WHAT YOU NEED TO DO: Only lines holding the word "note" should be copied from the material.

##### MATERIAL FOR THE TASK

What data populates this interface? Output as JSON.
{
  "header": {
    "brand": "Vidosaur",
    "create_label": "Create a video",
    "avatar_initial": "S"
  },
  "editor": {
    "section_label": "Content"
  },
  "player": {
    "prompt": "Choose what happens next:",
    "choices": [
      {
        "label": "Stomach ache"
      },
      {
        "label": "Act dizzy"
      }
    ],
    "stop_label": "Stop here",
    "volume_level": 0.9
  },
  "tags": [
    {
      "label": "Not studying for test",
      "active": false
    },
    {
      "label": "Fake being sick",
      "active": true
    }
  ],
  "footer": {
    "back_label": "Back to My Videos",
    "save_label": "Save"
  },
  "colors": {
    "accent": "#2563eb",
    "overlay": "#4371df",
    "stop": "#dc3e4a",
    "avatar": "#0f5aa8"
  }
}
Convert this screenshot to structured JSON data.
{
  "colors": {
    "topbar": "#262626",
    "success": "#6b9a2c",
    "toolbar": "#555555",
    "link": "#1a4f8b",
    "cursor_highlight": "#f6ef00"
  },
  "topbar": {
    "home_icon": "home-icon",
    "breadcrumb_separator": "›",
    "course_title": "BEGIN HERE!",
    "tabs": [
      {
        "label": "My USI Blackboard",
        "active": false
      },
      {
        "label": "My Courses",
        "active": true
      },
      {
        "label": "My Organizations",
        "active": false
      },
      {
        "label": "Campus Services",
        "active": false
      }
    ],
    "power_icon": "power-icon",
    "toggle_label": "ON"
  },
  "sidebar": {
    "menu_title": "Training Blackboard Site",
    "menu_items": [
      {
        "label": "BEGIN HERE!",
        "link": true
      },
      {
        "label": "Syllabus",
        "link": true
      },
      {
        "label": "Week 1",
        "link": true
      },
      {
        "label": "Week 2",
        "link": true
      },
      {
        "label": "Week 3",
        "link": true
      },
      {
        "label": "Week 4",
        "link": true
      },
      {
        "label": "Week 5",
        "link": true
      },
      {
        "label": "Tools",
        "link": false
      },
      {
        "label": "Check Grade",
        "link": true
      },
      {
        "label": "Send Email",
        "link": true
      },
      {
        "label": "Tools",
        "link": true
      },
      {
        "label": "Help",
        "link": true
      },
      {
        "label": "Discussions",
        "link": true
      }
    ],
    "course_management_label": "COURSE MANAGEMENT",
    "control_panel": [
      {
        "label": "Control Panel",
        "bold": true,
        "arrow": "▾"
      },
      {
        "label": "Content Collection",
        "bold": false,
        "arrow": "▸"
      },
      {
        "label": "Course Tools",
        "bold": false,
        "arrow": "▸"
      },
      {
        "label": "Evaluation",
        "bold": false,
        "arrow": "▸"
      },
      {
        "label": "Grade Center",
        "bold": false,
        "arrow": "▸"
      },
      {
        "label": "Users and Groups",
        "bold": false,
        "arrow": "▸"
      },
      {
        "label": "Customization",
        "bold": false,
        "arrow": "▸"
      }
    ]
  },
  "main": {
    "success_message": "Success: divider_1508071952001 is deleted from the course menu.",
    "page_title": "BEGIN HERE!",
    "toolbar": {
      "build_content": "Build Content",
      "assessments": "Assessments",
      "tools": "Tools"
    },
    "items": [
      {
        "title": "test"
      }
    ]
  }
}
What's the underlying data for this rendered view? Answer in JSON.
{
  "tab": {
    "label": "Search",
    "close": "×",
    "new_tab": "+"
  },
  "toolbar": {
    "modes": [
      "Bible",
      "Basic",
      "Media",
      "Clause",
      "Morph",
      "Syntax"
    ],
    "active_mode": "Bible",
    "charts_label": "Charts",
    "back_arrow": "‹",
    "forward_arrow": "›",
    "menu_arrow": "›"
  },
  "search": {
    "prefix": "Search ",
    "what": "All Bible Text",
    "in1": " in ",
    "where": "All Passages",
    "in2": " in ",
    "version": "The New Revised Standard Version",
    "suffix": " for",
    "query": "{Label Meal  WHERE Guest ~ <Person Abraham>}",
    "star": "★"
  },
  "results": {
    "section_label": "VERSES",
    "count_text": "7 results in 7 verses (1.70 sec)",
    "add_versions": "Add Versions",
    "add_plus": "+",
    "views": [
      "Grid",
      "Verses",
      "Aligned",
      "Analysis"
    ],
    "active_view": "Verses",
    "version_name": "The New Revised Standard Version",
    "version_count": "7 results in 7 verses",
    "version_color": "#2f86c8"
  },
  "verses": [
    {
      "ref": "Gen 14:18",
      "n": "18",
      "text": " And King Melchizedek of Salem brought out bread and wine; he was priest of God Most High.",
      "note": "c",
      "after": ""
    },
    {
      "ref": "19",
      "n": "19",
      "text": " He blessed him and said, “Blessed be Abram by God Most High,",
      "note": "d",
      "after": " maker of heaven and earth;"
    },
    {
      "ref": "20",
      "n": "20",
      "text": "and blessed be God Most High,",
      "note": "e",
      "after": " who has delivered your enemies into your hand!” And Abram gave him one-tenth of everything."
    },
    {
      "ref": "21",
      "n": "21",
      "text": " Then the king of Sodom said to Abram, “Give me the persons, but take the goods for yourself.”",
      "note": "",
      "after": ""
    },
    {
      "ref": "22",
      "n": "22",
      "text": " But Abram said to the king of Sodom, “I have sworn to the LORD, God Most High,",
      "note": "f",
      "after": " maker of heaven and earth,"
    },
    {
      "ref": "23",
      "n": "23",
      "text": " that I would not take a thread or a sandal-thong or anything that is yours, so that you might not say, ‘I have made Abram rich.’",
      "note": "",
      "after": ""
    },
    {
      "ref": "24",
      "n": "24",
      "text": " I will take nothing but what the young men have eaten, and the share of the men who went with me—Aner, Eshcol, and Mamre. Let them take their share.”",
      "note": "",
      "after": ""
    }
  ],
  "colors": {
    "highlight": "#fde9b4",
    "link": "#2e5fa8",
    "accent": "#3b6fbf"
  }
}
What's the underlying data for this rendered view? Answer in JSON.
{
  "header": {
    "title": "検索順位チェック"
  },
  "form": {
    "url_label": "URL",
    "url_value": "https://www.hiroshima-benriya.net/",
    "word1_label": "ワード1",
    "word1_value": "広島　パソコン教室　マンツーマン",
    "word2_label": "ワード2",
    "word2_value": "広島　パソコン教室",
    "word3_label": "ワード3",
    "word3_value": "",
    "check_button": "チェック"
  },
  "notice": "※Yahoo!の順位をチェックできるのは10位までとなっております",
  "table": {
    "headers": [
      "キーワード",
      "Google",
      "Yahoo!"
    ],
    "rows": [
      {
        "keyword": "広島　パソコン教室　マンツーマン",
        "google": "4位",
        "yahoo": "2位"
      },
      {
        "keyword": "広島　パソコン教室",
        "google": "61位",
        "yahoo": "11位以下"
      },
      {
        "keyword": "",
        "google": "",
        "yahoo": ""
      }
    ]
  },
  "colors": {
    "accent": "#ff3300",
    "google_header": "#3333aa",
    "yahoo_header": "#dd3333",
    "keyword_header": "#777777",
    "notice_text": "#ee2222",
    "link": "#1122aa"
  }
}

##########

RESPONSE BELOW:
      "note": "c",
      "note": "d",
      "note": "e",
      "note": "",
      "note": "f",
      "note": "",
      "note": "",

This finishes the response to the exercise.